**Task material:**
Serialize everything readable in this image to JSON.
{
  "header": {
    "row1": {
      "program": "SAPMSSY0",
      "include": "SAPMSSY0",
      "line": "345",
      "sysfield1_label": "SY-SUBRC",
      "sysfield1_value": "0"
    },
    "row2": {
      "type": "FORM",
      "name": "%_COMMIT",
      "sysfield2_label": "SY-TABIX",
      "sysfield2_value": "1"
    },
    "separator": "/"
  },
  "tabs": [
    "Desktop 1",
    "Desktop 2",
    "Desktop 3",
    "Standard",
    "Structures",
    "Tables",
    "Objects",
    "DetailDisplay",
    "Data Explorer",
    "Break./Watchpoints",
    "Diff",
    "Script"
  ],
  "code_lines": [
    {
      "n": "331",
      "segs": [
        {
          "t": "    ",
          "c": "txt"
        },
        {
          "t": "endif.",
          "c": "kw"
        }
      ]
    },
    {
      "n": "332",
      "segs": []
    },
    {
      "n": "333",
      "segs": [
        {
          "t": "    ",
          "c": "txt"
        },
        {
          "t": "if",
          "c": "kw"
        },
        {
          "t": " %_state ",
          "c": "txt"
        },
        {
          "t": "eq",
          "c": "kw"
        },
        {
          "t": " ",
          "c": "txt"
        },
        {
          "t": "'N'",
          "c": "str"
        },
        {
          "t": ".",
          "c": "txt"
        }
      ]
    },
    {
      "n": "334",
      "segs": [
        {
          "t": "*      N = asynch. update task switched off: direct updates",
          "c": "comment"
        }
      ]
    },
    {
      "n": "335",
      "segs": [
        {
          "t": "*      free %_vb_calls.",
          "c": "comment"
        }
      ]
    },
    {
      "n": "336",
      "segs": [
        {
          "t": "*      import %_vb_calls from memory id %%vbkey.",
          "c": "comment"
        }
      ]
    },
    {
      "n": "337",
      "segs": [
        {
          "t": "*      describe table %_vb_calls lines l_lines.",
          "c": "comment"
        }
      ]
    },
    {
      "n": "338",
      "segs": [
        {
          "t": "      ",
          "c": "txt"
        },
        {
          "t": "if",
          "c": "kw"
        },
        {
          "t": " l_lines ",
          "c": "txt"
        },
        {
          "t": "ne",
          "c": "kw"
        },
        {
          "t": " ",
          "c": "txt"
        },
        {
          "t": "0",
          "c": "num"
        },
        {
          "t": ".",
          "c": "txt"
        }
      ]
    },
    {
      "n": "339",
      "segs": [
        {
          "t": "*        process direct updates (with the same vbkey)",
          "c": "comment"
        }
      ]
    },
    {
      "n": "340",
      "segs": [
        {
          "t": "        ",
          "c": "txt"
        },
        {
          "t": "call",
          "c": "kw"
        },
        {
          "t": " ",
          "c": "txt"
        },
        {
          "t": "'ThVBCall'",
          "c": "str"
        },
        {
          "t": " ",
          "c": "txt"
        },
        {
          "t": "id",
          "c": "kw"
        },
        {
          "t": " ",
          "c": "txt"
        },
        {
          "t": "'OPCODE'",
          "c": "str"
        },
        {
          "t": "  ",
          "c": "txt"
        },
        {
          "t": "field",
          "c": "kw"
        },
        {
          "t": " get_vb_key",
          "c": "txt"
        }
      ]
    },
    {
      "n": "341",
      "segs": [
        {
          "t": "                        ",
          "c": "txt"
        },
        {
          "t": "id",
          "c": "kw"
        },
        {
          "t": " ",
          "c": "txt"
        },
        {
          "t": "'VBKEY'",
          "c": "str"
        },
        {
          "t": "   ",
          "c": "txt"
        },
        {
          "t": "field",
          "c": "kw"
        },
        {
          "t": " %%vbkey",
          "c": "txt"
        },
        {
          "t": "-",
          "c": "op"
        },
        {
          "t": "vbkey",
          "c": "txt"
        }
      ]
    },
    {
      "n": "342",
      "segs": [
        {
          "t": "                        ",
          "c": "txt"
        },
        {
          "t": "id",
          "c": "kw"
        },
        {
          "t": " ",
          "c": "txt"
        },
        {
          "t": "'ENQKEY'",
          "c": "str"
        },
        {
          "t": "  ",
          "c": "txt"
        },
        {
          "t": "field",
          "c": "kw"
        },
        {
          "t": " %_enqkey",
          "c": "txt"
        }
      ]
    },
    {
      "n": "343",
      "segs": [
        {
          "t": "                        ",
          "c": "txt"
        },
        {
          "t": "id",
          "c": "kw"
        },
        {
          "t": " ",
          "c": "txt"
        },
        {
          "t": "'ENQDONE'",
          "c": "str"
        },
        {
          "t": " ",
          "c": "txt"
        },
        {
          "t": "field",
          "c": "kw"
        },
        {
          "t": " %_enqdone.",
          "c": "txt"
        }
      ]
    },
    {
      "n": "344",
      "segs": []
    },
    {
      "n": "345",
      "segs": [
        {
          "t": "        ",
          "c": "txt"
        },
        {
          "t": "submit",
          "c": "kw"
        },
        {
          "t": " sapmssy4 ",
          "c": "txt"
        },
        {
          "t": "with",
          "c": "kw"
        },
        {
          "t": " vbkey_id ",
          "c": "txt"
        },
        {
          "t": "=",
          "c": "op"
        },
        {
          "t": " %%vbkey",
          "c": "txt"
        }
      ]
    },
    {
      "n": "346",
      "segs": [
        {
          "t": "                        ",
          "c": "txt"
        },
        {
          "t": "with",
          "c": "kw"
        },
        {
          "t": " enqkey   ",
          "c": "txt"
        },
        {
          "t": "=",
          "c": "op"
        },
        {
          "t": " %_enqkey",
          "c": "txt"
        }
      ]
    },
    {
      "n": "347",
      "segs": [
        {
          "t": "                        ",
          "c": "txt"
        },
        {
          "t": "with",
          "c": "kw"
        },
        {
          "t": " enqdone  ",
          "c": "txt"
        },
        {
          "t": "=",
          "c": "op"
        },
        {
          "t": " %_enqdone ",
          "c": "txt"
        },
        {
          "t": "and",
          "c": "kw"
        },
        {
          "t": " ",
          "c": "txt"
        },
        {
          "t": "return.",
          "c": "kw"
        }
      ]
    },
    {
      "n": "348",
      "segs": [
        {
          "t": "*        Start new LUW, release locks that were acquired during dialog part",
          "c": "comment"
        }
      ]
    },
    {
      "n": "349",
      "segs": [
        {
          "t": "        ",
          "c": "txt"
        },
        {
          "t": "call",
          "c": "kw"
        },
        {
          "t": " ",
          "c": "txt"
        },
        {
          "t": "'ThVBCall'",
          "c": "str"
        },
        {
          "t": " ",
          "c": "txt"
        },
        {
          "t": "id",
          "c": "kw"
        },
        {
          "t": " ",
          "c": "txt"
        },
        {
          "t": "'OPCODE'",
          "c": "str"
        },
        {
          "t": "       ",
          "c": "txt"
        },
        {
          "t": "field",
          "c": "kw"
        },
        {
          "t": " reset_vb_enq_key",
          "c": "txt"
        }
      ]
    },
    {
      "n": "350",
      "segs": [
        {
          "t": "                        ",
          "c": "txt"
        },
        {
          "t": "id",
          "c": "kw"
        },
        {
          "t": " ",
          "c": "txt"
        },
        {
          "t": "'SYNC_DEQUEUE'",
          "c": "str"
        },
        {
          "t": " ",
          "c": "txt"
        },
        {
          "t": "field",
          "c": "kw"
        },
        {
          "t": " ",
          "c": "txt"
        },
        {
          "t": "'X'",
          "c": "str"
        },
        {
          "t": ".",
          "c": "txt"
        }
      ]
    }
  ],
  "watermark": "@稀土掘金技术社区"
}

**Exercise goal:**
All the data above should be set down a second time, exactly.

**Response area:**
Serialize everything readable in this image to JSON.
{
  "header": {
    "row1": {
      "program": "SAPMSSY0",
      "include": "SAPMSSY0",
      "line": "345",
      "sysfield1_label": "SY-SUBRC",
      "sysfield1_value": "0"
    },
    "row2": {
      "type": "FORM",
      "name": "%_COMMIT",
      "sysfield2_label": "SY-TABIX",
      "sysfield2_value": "1"
    },
    "separator": "/"
  },
  "tabs": [
    "Desktop 1",
    "Desktop 2",
    "Desktop 3",
    "Standard",
    "Structures",
    "Tables",
    "Objects",
    "DetailDisplay",
    "Data Explorer",
    "Break./Watchpoints",
    "Diff",
    "Script"
  ],
  "code_lines": [
    {
      "n": "331",
      "segs": [
        {
          "t": "    ",
          "c": "txt"
        },
        {
          "t": "endif.",
          "c": "kw"
        }
      ]
    },
    {
      "n": "332",
      "segs": []
    },
    {
      "n": "333",
      "segs": [
        {
          "t": "    ",
          "c": "txt"
        },
        {
          "t": "if",
          "c": "kw"
        },
        {
          "t": " %_state ",
          "c": "txt"
        },
        {
          "t": "eq",
          "c": "kw"
        },
        {
          "t": " ",
          "c": "txt"
        },
        {
          "t": "'N'",
          "c": "str"
        },
        {
          "t": ".",
          "c": "txt"
        }
      ]
    },
    {
      "n": "334",
      "segs": [
        {
          "t": "*      N = asynch. update task switched off: direct updates",
          "c": "comment"
        }
      ]
    },
    {
      "n": "335",
      "segs": [
        {
          "t": "*      free %_vb_calls.",
          "c": "comment"
        }
      ]
    },
    {
      "n": "336",
      "segs": [
        {
          "t": "*      import %_vb_calls from memory id %%vbkey.",
          "c": "comment"
        }
      ]
    },
    {
      "n": "337",
      "segs": [
        {
          "t": "*      describe table %_vb_calls lines l_lines.",
          "c": "comment"
        }
      ]
    },
    {
      "n": "338",
      "segs": [
        {
          "t": "      ",
          "c": "txt"
        },
        {
          "t": "if",
          "c": "kw"
        },
        {
          "t": " l_lines ",
          "c": "txt"
        },
        {
          "t": "ne",
          "c": "kw"
        },
        {
          "t": " ",
          "c": "txt"
        },
        {
          "t": "0",
          "c": "num"
        },
        {
          "t": ".",
          "c": "txt"
        }
      ]
    },
    {
      "n": "339",
      "segs": [
        {
          "t": "*        process direct updates (with the same vbkey)",
          "c": "comment"
        }
      ]
    },
    {
      "n": "340",
      "segs": [
        {
          "t": "        ",
          "c": "txt"
        },
        {
          "t": "call",
          "c": "kw"
        },
        {
          "t": " ",
          "c": "txt"
        },
        {
          "t": "'ThVBCall'",
          "c": "str"
        },
        {
          "t": " ",
          "c": "txt"
        },
        {
          "t": "id",
          "c": "kw"
        },
        {
          "t": " ",
          "c": "txt"
        },
        {
          "t": "'OPCODE'",
          "c": "str"
        },
        {
          "t": "  ",
          "c": "txt"
        },
        {
          "t": "field",
          "c": "kw"
        },
        {
          "t": " get_vb_key",
          "c": "txt"
        }
      ]
    },
    {
      "n": "341",
      "segs": [
        {
          "t": "                        ",
          "c": "txt"
        },
        {
          "t": "id",
          "c": "kw"
        },
        {
          "t": " ",
          "c": "txt"
        },
        {
          "t": "'VBKEY'",
          "c": "str"
        },
        {
          "t": "   ",
          "c": "txt"
        },
        {
          "t": "field",
          "c": "kw"
        },
        {
          "t": " %%vbkey",
          "c": "txt"
        },
        {
          "t": "-",
          "c": "op"
        },
        {
          "t": "vbkey",
          "c": "txt"
        }
      ]
    },
    {
      "n": "342",
      "segs": [
        {
          "t": "                        ",
          "c": "txt"
        },
        {
          "t": "id",
          "c": "kw"
        },
        {
          "t": " ",
          "c": "txt"
        },
        {
          "t": "'ENQKEY'",
          "c": "str"
        },
        {
          "t": "  ",
          "c": "txt"
        },
        {
          "t": "field",
          "c": "kw"
        },
        {
          "t": " %_enqkey",
          "c": "txt"
        }
      ]
    },
    {
      "n": "343",
      "segs": [
        {
          "t": "                        ",
          "c": "txt"
        },
        {
          "t": "id",
          "c": "kw"
        },
        {
          "t": " ",
          "c": "txt"
        },
        {
          "t": "'ENQDONE'",
          "c": "str"
        },
        {
          "t": " ",
          "c": "txt"
        },
        {
          "t": "field",
          "c": "kw"
        },
        {
          "t": " %_enqdone.",
          "c": "txt"
        }
      ]
    },
    {
      "n": "344",
      "segs": []
    },
    {
      "n": "345",
      "segs": [
        {
          "t": "        ",
          "c": "txt"
        },
        {
          "t": "submit",
          "c": "kw"
        },
        {
          "t": " sapmssy4 ",
          "c": "txt"
        },
        {
          "t": "with",
          "c": "kw"
        },
        {
          "t": " vbkey_id ",
          "c": "txt"
        },
        {
          "t": "=",
          "c": "op"
        },
        {
          "t": " %%vbkey",
          "c": "txt"
        }
      ]
    },
    {
      "n": "346",
      "segs": [
        {
          "t": "                        ",
          "c": "txt"
        },
        {
          "t": "with",
          "c": "kw"
        },
        {
          "t": " enqkey   ",
          "c": "txt"
        },
        {
          "t": "=",
          "c": "op"
        },
        {
          "t": " %_enqkey",
          "c": "txt"
        }
      ]
    },
    {
      "n": "347",
      "segs": [
        {
          "t": "                        ",
          "c": "txt"
        },
        {
          "t": "with",
          "c": "kw"
        },
        {
          "t": " enqdone  ",
          "c": "txt"
        },
        {
          "t": "=",
          "c": "op"
        },
        {
          "t": " %_enqdone ",
          "c": "txt"
        },
        {
          "t": "and",
          "c": "kw"
        },
        {
          "t": " ",
          "c": "txt"
        },
        {
          "t": "return.",
          "c": "kw"
        }
      ]
    },
    {
      "n": "348",
      "segs": [
        {
          "t": "*        Start new LUW, release locks that were acquired during dialog part",
          "c": "comment"
        }
      ]
    },
    {
      "n": "349",
      "segs": [
        {
          "t": "        ",
          "c": "txt"
        },
        {
          "t": "call",
          "c": "kw"
        },
        {
          "t": " ",
          "c": "txt"
        },
        {
          "t": "'ThVBCall'",
          "c": "str"
        },
        {
          "t": " ",
          "c": "txt"
        },
        {
          "t": "id",
          "c": "kw"
        },
        {
          "t": " ",
          "c": "txt"
        },
        {
          "t": "'OPCODE'",
          "c": "str"
        },
        {
          "t": "       ",
          "c": "txt"
        },
        {
          "t": "field",
          "c": "kw"
        },
        {
          "t": " reset_vb_enq_key",
          "c": "txt"
        }
      ]
    },
    {
      "n": "350",
      "segs": [
        {
          "t": "                        ",
          "c": "txt"
        },
        {
          "t": "id",
          "c": "kw"
        },
        {
          "t": " ",
          "c": "txt"
        },
        {
          "t": "'SYNC_DEQUEUE'",
          "c": "str"
        },
        {
          "t": " ",
          "c": "txt"
        },
        {
          "t": "field",
          "c": "kw"
        },
        {
          "t": " ",
          "c": "txt"
        },
        {
          "t": "'X'",
          "c": "str"
        },
        {
          "t": ".",
          "c": "txt"
        }
      ]
    }
  ],
  "watermark": "@稀土掘金技术社区"
}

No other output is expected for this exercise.